### DATA TO USE
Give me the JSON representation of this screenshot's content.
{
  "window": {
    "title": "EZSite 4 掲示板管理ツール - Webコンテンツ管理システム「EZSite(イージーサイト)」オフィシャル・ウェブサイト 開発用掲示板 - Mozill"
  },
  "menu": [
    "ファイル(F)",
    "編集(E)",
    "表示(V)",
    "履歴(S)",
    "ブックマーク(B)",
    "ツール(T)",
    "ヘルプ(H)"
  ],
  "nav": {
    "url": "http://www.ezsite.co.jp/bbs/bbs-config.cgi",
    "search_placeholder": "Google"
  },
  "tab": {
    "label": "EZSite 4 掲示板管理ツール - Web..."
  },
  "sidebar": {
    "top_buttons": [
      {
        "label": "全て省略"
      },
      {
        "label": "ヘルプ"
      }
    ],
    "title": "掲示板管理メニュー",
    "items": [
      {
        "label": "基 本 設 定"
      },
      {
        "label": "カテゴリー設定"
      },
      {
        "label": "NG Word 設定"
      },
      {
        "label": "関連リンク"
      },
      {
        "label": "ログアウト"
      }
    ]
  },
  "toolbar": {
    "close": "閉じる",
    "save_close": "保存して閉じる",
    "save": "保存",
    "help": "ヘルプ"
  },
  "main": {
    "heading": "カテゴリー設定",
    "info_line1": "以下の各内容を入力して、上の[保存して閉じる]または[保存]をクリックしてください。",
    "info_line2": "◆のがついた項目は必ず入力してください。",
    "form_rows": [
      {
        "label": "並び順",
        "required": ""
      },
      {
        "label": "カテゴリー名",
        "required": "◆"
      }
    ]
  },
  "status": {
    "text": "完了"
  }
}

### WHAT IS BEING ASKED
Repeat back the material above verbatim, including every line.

### ANSWER TO THIS PROBLEM
Give me the JSON representation of this screenshot's content.
{
  "window": {
    "title": "EZSite 4 掲示板管理ツール - Webコンテンツ管理システム「EZSite(イージーサイト)」オフィシャル・ウェブサイト 開発用掲示板 - Mozill"
  },
  "menu": [
    "ファイル(F)",
    "編集(E)",
    "表示(V)",
    "履歴(S)",
    "ブックマーク(B)",
    "ツール(T)",
    "ヘルプ(H)"
  ],
  "nav": {
    "url": "http://www.ezsite.co.jp/bbs/bbs-config.cgi",
    "search_placeholder": "Google"
  },
  "tab": {
    "label": "EZSite 4 掲示板管理ツール - Web..."
  },
  "sidebar": {
    "top_buttons": [
      {
        "label": "全て省略"
      },
      {
        "label": "ヘルプ"
      }
    ],
    "title": "掲示板管理メニュー",
    "items": [
      {
        "label": "基 本 設 定"
      },
      {
        "label": "カテゴリー設定"
      },
      {
        "label": "NG Word 設定"
      },
      {
        "label": "関連リンク"
      },
      {
        "label": "ログアウト"
      }
    ]
  },
  "toolbar": {
    "close": "閉じる",
    "save_close": "保存して閉じる",
    "save": "保存",
    "help": "ヘルプ"
  },
  "main": {
    "heading": "カテゴリー設定",
    "info_line1": "以下の各内容を入力して、上の[保存して閉じる]または[保存]をクリックしてください。",
    "info_line2": "◆のがついた項目は必ず入力してください。",
    "form_rows": [
      {
        "label": "並び順",
        "required": ""
      },
      {
        "label": "カテゴリー名",
        "required": "◆"
      }
    ]
  },
  "status": {
    "text": "完了"
  }
}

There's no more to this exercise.